§ BRIEF:
Set down the listing again, word for word.

#### SOURCE INFORMATION ####

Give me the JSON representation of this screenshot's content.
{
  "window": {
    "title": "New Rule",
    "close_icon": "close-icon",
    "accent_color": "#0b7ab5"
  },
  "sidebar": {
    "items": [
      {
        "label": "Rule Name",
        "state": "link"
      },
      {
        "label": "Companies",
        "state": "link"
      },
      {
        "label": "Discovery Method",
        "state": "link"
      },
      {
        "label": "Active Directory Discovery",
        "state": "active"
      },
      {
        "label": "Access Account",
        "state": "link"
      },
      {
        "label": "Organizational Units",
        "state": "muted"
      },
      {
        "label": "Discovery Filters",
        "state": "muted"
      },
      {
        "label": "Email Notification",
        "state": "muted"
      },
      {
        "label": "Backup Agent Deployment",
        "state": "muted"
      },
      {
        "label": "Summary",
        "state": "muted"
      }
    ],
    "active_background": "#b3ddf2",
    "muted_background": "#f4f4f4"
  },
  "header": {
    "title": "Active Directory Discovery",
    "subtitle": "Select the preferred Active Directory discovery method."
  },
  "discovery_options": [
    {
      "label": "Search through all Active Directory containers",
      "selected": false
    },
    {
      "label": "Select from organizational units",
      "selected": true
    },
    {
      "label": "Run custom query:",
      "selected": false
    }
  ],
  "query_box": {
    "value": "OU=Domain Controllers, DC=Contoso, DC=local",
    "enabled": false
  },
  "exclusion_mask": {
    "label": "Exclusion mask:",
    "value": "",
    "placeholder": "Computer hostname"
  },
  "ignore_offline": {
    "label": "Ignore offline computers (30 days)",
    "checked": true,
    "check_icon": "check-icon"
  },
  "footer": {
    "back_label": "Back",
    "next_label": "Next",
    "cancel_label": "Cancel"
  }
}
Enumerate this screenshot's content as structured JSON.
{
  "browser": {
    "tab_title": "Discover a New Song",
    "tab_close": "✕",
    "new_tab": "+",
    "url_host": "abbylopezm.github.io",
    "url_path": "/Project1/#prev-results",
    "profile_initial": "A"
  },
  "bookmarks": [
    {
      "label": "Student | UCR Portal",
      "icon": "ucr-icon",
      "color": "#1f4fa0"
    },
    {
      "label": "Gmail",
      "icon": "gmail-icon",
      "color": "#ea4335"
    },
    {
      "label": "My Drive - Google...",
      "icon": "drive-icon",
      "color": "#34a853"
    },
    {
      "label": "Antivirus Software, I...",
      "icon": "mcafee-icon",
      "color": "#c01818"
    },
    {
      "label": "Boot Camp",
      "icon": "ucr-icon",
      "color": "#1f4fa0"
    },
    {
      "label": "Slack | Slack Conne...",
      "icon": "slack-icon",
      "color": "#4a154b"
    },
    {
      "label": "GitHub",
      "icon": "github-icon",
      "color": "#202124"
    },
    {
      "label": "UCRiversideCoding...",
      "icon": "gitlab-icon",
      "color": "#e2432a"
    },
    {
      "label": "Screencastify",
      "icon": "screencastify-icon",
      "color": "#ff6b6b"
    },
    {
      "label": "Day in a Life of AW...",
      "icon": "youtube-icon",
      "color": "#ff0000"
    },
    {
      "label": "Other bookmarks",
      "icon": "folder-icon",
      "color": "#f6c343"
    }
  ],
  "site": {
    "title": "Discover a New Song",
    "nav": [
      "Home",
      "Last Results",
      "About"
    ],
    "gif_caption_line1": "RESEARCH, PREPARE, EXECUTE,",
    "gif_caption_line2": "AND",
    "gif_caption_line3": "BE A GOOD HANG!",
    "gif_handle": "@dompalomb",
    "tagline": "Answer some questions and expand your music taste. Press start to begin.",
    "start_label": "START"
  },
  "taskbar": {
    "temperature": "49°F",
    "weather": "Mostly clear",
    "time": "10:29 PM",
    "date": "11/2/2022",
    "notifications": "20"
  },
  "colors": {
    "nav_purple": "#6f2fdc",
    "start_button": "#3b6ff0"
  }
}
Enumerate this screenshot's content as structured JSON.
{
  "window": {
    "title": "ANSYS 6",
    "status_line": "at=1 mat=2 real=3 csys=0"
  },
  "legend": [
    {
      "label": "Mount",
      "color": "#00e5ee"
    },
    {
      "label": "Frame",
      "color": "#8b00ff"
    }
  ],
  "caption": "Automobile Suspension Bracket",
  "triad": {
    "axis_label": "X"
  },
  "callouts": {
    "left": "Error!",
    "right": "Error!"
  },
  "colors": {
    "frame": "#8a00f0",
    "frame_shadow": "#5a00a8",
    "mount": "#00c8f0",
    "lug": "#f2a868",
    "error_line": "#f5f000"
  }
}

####

§ SOLVED PROBLEM:
Give me the JSON representation of this screenshot's content.
{
  "window": {
    "title": "New Rule",
    "close_icon": "close-icon",
    "accent_color": "#0b7ab5"
  },
  "sidebar": {
    "items": [
      {
        "label": "Rule Name",
        "state": "link"
      },
      {
        "label": "Companies",
        "state": "link"
      },
      {
        "label": "Discovery Method",
        "state": "link"
      },
      {
        "label": "Active Directory Discovery",
        "state": "active"
      },
      {
        "label": "Access Account",
        "state": "link"
      },
      {
        "label": "Organizational Units",
        "state": "muted"
      },
      {
        "label": "Discovery Filters",
        "state": "muted"
      },
      {
        "label": "Email Notification",
        "state": "muted"
      },
      {
        "label": "Backup Agent Deployment",
        "state": "muted"
      },
      {
        "label": "Summary",
        "state": "muted"
      }
    ],
    "active_background": "#b3ddf2",
    "muted_background": "#f4f4f4"
  },
  "header": {
    "title": "Active Directory Discovery",
    "subtitle": "Select the preferred Active Directory discovery method."
  },
  "discovery_options": [
    {
      "label": "Search through all Active Directory containers",
      "selected": false
    },
    {
      "label": "Select from organizational units",
      "selected": true
    },
    {
      "label": "Run custom query:",
      "selected": false
    }
  ],
  "query_box": {
    "value": "OU=Domain Controllers, DC=Contoso, DC=local",
    "enabled": false
  },
  "exclusion_mask": {
    "label": "Exclusion mask:",
    "value": "",
    "placeholder": "Computer hostname"
  },
  "ignore_offline": {
    "label": "Ignore offline computers (30 days)",
    "checked": true,
    "check_icon": "check-icon"
  },
  "footer": {
    "back_label": "Back",
    "next_label": "Next",
    "cancel_label": "Cancel"
  }
}
Enumerate this screenshot's content as structured JSON.
{
  "browser": {
    "tab_title": "Discover a New Song",
    "tab_close": "✕",
    "new_tab": "+",
    "url_host": "abbylopezm.github.io",
    "url_path": "/Project1/#prev-results",
    "profile_initial": "A"
  },
  "bookmarks": [
    {
      "label": "Student | UCR Portal",
      "icon": "ucr-icon",
      "color": "#1f4fa0"
    },
    {
      "label": "Gmail",
      "icon": "gmail-icon",
      "color": "#ea4335"
    },
    {
      "label": "My Drive - Google...",
      "icon": "drive-icon",
      "color": "#34a853"
    },
    {
      "label": "Antivirus Software, I...",
      "icon": "mcafee-icon",
      "color": "#c01818"
    },
    {
      "label": "Boot Camp",
      "icon": "ucr-icon",
      "color": "#1f4fa0"
    },
    {
      "label": "Slack | Slack Conne...",
      "icon": "slack-icon",
      "color": "#4a154b"
    },
    {
      "label": "GitHub",
      "icon": "github-icon",
      "color": "#202124"
    },
    {
      "label": "UCRiversideCoding...",
      "icon": "gitlab-icon",
      "color": "#e2432a"
    },
    {
      "label": "Screencastify",
      "icon": "screencastify-icon",
      "color": "#ff6b6b"
    },
    {
      "label": "Day in a Life of AW...",
      "icon": "youtube-icon",
      "color": "#ff0000"
    },
    {
      "label": "Other bookmarks",
      "icon": "folder-icon",
      "color": "#f6c343"
    }
  ],
  "site": {
    "title": "Discover a New Song",
    "nav": [
      "Home",
      "Last Results",
      "About"
    ],
    "gif_caption_line1": "RESEARCH, PREPARE, EXECUTE,",
    "gif_caption_line2": "AND",
    "gif_caption_line3": "BE A GOOD HANG!",
    "gif_handle": "@dompalomb",
    "tagline": "Answer some questions and expand your music taste. Press start to begin.",
    "start_label": "START"
  },
  "taskbar": {
    "temperature": "49°F",
    "weather": "Mostly clear",
    "time": "10:29 PM",
    "date": "11/2/2022",
    "notifications": "20"
  },
  "colors": {
    "nav_purple": "#6f2fdc",
    "start_button": "#3b6ff0"
  }
}
Enumerate this screenshot's content as structured JSON.
{
  "window": {
    "title": "ANSYS 6",
    "status_line": "at=1 mat=2 real=3 csys=0"
  },
  "legend": [
    {
      "label": "Mount",
      "color": "#00e5ee"
    },
    {
      "label": "Frame",
      "color": "#8b00ff"
    }
  ],
  "caption": "Automobile Suspension Bracket",
  "triad": {
    "axis_label": "X"
  },
  "callouts": {
    "left": "Error!",
    "right": "Error!"
  },
  "colors": {
    "frame": "#8a00f0",
    "frame_shadow": "#5a00a8",
    "mount": "#00c8f0",
    "lug": "#f2a868",
    "error_line": "#f5f000"
  }
}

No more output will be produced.